Staunton welcomes you, outdoor lover.

Remaining 2016 National Park Service Fee-Free Days:

August 25-18 – National Park Service Birthday

September 24 – National Public Lands Day

November 11 – Veterans Day

Gypsy Hill Park: The Place for Summer Entertainment

Gypsy Hill Park 2

Locals and visitors, rejoice! There is near-nightly summer entertainment at Gypsy Hill Park, one of the jewels in the Staunton Parks & Recreation crown. Pack yourself a  picnic and spread out on the lawn for a terrific evening of music and family fun. Concessions are available at all concerts and at Family Night Flix. 

MONDAY NIGHTS

8 p.m. June through August: Find The Stonewall Brigade Band on the bandstand. It is the oldest continuous community band in the country, dating to 1855. Initially a brass band, now it’s a full concert band of at least 70 performers from the 120-strong roster of musicians. Each concert is different and includes a variety of genres. 

TUESDAY NIGHTS

7 p.m. in June and July: Praise in the Park is a series of concerts of Southern Gospel, Gospel Bluegrass, and Contemporary Gospel. Teen Night is June 26 and features the Covenant Band performing Christian Rock. Free pizza, drinks and giveaways for youth during this special event. 

WEDNESDAY NIGHTS

7 p.m. in July and August: Bluegrass! If you love a little pickin’ and grinnin’, this is the night for you.  You won’t want to miss this series. Highlights to include the brother and sister duo, Marteka and William, performing in the styles of Lester Flatt and Earl Scruggs (July 18) and Little Roy and the Lizzy Show (August 15). 

THURSDAY NIGHTS

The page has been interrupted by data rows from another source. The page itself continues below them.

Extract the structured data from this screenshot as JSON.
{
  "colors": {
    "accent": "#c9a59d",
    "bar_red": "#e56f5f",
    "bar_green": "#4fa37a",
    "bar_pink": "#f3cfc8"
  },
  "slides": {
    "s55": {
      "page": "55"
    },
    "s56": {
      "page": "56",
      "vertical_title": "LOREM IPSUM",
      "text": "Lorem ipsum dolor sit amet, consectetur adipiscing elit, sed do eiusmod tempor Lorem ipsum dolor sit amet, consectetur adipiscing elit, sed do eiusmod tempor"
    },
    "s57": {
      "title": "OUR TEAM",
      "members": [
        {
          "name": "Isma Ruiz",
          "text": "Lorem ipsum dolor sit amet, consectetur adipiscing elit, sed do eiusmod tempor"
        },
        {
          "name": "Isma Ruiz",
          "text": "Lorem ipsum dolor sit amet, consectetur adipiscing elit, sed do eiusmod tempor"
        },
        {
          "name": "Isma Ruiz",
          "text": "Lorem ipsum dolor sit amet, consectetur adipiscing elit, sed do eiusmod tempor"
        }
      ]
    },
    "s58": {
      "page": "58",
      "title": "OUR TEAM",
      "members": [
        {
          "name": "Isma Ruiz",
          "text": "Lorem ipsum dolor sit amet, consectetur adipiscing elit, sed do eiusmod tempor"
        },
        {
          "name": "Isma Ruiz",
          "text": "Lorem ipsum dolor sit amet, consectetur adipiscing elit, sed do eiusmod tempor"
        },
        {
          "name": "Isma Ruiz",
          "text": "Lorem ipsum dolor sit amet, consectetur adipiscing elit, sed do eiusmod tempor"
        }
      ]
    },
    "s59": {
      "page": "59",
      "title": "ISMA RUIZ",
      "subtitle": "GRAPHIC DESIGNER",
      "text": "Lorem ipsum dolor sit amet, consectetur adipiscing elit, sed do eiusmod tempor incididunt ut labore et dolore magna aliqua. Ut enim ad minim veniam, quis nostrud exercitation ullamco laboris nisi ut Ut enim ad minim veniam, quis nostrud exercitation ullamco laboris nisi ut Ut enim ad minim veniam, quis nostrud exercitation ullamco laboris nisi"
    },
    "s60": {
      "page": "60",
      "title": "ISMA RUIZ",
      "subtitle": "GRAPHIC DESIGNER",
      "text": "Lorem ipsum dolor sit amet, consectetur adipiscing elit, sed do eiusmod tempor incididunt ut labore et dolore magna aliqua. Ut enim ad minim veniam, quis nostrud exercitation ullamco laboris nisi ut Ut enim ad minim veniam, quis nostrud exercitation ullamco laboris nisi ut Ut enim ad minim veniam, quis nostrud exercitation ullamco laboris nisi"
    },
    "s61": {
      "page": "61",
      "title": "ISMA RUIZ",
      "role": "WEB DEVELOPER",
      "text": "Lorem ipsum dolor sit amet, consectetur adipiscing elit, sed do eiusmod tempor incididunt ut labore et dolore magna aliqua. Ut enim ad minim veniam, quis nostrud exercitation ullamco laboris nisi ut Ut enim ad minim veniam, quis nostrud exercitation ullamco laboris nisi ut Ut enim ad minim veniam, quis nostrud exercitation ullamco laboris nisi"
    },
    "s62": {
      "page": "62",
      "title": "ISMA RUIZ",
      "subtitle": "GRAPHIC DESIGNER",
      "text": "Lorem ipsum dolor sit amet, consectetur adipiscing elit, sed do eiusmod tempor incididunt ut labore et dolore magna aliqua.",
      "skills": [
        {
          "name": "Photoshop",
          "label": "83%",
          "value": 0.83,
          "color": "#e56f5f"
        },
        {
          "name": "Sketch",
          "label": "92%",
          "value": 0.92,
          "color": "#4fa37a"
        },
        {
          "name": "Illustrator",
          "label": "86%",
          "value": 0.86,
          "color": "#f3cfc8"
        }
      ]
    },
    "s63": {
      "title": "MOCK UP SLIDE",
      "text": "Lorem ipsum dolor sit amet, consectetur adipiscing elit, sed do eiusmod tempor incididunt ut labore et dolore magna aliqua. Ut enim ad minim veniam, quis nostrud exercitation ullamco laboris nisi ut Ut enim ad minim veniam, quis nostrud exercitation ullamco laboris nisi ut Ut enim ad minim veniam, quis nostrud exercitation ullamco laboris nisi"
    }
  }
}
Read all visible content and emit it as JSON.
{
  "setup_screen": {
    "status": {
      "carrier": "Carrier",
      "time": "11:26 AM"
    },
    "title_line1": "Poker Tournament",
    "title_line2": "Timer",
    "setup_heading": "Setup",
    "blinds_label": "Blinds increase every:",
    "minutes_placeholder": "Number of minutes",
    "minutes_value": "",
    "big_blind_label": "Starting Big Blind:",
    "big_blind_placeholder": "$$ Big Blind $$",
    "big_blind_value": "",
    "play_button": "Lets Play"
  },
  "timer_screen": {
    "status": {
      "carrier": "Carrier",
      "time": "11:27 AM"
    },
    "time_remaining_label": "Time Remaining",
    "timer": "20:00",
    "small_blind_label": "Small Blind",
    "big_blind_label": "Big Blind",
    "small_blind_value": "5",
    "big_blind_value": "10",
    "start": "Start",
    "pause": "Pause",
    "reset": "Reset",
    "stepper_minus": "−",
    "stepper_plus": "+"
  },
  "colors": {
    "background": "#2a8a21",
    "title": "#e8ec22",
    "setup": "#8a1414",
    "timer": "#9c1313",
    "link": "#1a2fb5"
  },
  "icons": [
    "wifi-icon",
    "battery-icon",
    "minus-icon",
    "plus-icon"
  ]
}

7 p.m. July and August: Jazz in the Park takes control of the bandstand to bring you exciting Big Band, Prohibition era jazz, Blues, and even a little Latin jazz this summer. Sentimental Journey Big Band kicks off the season July 5th with classic big band music. Other highlights include the Dave Braham Organ Trio and Quatro Na Bossa performing authentic Brazilian jazz. Hot summer nights will only turn up a notch when these exciting entertainers come to Staunton.

FRIDAY NIGHTS

June through August 4: Family-friendly movies under the stars create memories! Bring your kiddos and a big blanket to Family Nite Flix, lay back and watch new flicks: Coco (June 8), Jumanji (June 22), Paddington 2 (July 13), Peter Rabbit (July 27) and Black Panther (August 10). Movies start between 8:30 and 9:15 pm. 

Saturdays and Sundays in Staunton’s parks are great for swimming, golfing, picnicking, hiking, and biking. Make these green spaces your summer go-to for unwinding any day of the week. Happy Summer!